Data listing START

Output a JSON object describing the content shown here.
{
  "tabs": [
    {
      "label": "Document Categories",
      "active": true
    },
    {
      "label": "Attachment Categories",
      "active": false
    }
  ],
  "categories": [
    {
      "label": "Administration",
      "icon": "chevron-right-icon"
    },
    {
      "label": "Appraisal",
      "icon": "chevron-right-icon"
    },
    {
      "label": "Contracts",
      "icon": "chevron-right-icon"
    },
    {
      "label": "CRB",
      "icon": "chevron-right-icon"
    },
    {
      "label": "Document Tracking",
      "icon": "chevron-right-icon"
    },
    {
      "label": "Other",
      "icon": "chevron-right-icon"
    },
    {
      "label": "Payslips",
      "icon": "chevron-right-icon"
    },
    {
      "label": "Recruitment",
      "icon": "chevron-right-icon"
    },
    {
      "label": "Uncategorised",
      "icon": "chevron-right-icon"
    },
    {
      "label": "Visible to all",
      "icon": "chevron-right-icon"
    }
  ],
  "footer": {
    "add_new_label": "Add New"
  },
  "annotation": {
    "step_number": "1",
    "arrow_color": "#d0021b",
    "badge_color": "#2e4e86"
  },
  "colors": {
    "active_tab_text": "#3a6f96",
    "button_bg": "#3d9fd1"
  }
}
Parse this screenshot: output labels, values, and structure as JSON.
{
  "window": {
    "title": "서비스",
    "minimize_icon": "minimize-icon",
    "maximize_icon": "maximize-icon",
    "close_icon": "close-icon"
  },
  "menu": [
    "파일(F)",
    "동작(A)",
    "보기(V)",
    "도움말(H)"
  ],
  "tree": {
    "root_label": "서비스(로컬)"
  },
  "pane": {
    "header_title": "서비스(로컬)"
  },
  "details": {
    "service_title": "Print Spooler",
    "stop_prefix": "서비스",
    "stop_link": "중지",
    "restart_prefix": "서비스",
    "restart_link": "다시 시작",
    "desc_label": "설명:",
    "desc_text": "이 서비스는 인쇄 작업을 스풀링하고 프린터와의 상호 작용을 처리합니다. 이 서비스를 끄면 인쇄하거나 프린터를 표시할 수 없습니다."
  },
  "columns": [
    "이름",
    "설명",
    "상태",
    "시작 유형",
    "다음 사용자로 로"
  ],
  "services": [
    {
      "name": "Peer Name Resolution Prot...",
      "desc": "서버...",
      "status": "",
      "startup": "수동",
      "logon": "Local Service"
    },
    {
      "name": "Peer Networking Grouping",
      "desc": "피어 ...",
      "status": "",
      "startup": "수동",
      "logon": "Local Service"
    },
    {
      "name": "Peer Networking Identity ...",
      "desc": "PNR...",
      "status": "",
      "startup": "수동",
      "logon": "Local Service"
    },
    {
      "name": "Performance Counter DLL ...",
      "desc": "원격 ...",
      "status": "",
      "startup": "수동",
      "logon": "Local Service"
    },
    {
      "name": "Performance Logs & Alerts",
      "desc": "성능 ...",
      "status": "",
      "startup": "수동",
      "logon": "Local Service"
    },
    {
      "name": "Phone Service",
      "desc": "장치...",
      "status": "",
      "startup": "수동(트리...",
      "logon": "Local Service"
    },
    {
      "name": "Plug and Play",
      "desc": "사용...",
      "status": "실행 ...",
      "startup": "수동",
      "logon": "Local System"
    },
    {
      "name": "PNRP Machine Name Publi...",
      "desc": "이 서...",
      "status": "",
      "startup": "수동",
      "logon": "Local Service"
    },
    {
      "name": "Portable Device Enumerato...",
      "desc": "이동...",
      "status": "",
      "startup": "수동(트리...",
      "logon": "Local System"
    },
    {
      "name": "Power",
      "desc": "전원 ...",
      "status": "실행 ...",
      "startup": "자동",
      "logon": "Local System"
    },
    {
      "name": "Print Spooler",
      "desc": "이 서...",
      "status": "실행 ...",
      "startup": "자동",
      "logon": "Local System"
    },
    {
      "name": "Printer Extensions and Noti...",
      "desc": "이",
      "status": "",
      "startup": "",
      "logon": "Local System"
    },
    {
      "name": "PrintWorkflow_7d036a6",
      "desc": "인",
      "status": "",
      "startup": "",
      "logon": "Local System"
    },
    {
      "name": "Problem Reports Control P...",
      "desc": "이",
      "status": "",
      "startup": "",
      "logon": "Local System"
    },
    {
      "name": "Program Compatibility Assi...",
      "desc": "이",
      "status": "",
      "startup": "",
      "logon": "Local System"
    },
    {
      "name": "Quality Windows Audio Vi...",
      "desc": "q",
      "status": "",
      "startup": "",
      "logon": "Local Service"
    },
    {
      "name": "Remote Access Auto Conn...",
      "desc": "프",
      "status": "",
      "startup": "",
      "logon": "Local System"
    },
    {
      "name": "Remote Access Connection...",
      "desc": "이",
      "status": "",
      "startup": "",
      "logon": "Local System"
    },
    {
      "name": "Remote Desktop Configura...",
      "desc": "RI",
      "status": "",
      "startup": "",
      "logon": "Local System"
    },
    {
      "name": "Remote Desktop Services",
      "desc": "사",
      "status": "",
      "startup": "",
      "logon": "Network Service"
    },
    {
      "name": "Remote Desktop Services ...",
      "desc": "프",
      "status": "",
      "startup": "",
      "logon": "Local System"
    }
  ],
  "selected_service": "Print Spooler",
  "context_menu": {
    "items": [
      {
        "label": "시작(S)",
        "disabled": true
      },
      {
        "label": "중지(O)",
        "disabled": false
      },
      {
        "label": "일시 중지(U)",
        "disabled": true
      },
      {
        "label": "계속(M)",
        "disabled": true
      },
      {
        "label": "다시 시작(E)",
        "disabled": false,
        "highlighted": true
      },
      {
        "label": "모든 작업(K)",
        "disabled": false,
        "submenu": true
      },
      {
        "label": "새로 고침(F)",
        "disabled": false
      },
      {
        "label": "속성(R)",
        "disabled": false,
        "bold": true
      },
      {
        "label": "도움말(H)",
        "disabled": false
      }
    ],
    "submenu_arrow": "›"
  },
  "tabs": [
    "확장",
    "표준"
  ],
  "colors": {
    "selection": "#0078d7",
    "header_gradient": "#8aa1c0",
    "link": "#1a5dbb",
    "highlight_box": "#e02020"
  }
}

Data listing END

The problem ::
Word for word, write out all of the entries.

Answer space ::
Output a JSON object describing the content shown here.
{
  "tabs": [
    {
      "label": "Document Categories",
      "active": true
    },
    {
      "label": "Attachment Categories",
      "active": false
    }
  ],
  "categories": [
    {
      "label": "Administration",
      "icon": "chevron-right-icon"
    },
    {
      "label": "Appraisal",
      "icon": "chevron-right-icon"
    },
    {
      "label": "Contracts",
      "icon": "chevron-right-icon"
    },
    {
      "label": "CRB",
      "icon": "chevron-right-icon"
    },
    {
      "label": "Document Tracking",
      "icon": "chevron-right-icon"
    },
    {
      "label": "Other",
      "icon": "chevron-right-icon"
    },
    {
      "label": "Payslips",
      "icon": "chevron-right-icon"
    },
    {
      "label": "Recruitment",
      "icon": "chevron-right-icon"
    },
    {
      "label": "Uncategorised",
      "icon": "chevron-right-icon"
    },
    {
      "label": "Visible to all",
      "icon": "chevron-right-icon"
    }
  ],
  "footer": {
    "add_new_label": "Add New"
  },
  "annotation": {
    "step_number": "1",
    "arrow_color": "#d0021b",
    "badge_color": "#2e4e86"
  },
  "colors": {
    "active_tab_text": "#3a6f96",
    "button_bg": "#3d9fd1"
  }
}
Parse this screenshot: output labels, values, and structure as JSON.
{
  "window": {
    "title": "서비스",
    "minimize_icon": "minimize-icon",
    "maximize_icon": "maximize-icon",
    "close_icon": "close-icon"
  },
  "menu": [
    "파일(F)",
    "동작(A)",
    "보기(V)",
    "도움말(H)"
  ],
  "tree": {
    "root_label": "서비스(로컬)"
  },
  "pane": {
    "header_title": "서비스(로컬)"
  },
  "details": {
    "service_title": "Print Spooler",
    "stop_prefix": "서비스",
    "stop_link": "중지",
    "restart_prefix": "서비스",
    "restart_link": "다시 시작",
    "desc_label": "설명:",
    "desc_text": "이 서비스는 인쇄 작업을 스풀링하고 프린터와의 상호 작용을 처리합니다. 이 서비스를 끄면 인쇄하거나 프린터를 표시할 수 없습니다."
  },
  "columns": [
    "이름",
    "설명",
    "상태",
    "시작 유형",
    "다음 사용자로 로"
  ],
  "services": [
    {
      "name": "Peer Name Resolution Prot...",
      "desc": "서버...",
      "status": "",
      "startup": "수동",
      "logon": "Local Service"
    },
    {
      "name": "Peer Networking Grouping",
      "desc": "피어 ...",
      "status": "",
      "startup": "수동",
      "logon": "Local Service"
    },
    {
      "name": "Peer Networking Identity ...",
      "desc": "PNR...",
      "status": "",
      "startup": "수동",
      "logon": "Local Service"
    },
    {
      "name": "Performance Counter DLL ...",
      "desc": "원격 ...",
      "status": "",
      "startup": "수동",
      "logon": "Local Service"
    },
    {
      "name": "Performance Logs & Alerts",
      "desc": "성능 ...",
      "status": "",
      "startup": "수동",
      "logon": "Local Service"
    },
    {
      "name": "Phone Service",
      "desc": "장치...",
      "status": "",
      "startup": "수동(트리...",
      "logon": "Local Service"
    },
    {
      "name": "Plug and Play",
      "desc": "사용...",
      "status": "실행 ...",
      "startup": "수동",
      "logon": "Local System"
    },
    {
      "name": "PNRP Machine Name Publi...",
      "desc": "이 서...",
      "status": "",
      "startup": "수동",
      "logon": "Local Service"
    },
    {
      "name": "Portable Device Enumerato...",
      "desc": "이동...",
      "status": "",
      "startup": "수동(트리...",
      "logon": "Local System"
    },
    {
      "name": "Power",
      "desc": "전원 ...",
      "status": "실행 ...",
      "startup": "자동",
      "logon": "Local System"
    },
    {
      "name": "Print Spooler",
      "desc": "이 서...",
      "status": "실행 ...",
      "startup": "자동",
      "logon": "Local System"
    },
    {
      "name": "Printer Extensions and Noti...",
      "desc": "이",
      "status": "",
      "startup": "",
      "logon": "Local System"
    },
    {
      "name": "PrintWorkflow_7d036a6",
      "desc": "인",
      "status": "",
      "startup": "",
      "logon": "Local System"
    },
    {
      "name": "Problem Reports Control P...",
      "desc": "이",
      "status": "",
      "startup": "",
      "logon": "Local System"
    },
    {
      "name": "Program Compatibility Assi...",
      "desc": "이",
      "status": "",
      "startup": "",
      "logon": "Local System"
    },
    {
      "name": "Quality Windows Audio Vi...",
      "desc": "q",
      "status": "",
      "startup": "",
      "logon": "Local Service"
    },
    {
      "name": "Remote Access Auto Conn...",
      "desc": "프",
      "status": "",
      "startup": "",
      "logon": "Local System"
    },
    {
      "name": "Remote Access Connection...",
      "desc": "이",
      "status": "",
      "startup": "",
      "logon": "Local System"
    },
    {
      "name": "Remote Desktop Configura...",
      "desc": "RI",
      "status": "",
      "startup": "",
      "logon": "Local System"
    },
    {
      "name": "Remote Desktop Services",
      "desc": "사",
      "status": "",
      "startup": "",
      "logon": "Network Service"
    },
    {
      "name": "Remote Desktop Services ...",
      "desc": "프",
      "status": "",
      "startup": "",
      "logon": "Local System"
    }
  ],
  "selected_service": "Print Spooler",
  "context_menu": {
    "items": [
      {
        "label": "시작(S)",
        "disabled": true
      },
      {
        "label": "중지(O)",
        "disabled": false
      },
      {
        "label": "일시 중지(U)",
        "disabled": true
      },
      {
        "label": "계속(M)",
        "disabled": true
      },
      {
        "label": "다시 시작(E)",
        "disabled": false,
        "highlighted": true
      },
      {
        "label": "모든 작업(K)",
        "disabled": false,
        "submenu": true
      },
      {
        "label": "새로 고침(F)",
        "disabled": false
      },
      {
        "label": "속성(R)",
        "disabled": false,
        "bold": true
      },
      {
        "label": "도움말(H)",
        "disabled": false
      }
    ],
    "submenu_arrow": "›"
  },
  "tabs": [
    "확장",
    "표준"
  ],
  "colors": {
    "selection": "#0078d7",
    "header_gradient": "#8aa1c0",
    "link": "#1a5dbb",
    "highlight_box": "#e02020"
  }
}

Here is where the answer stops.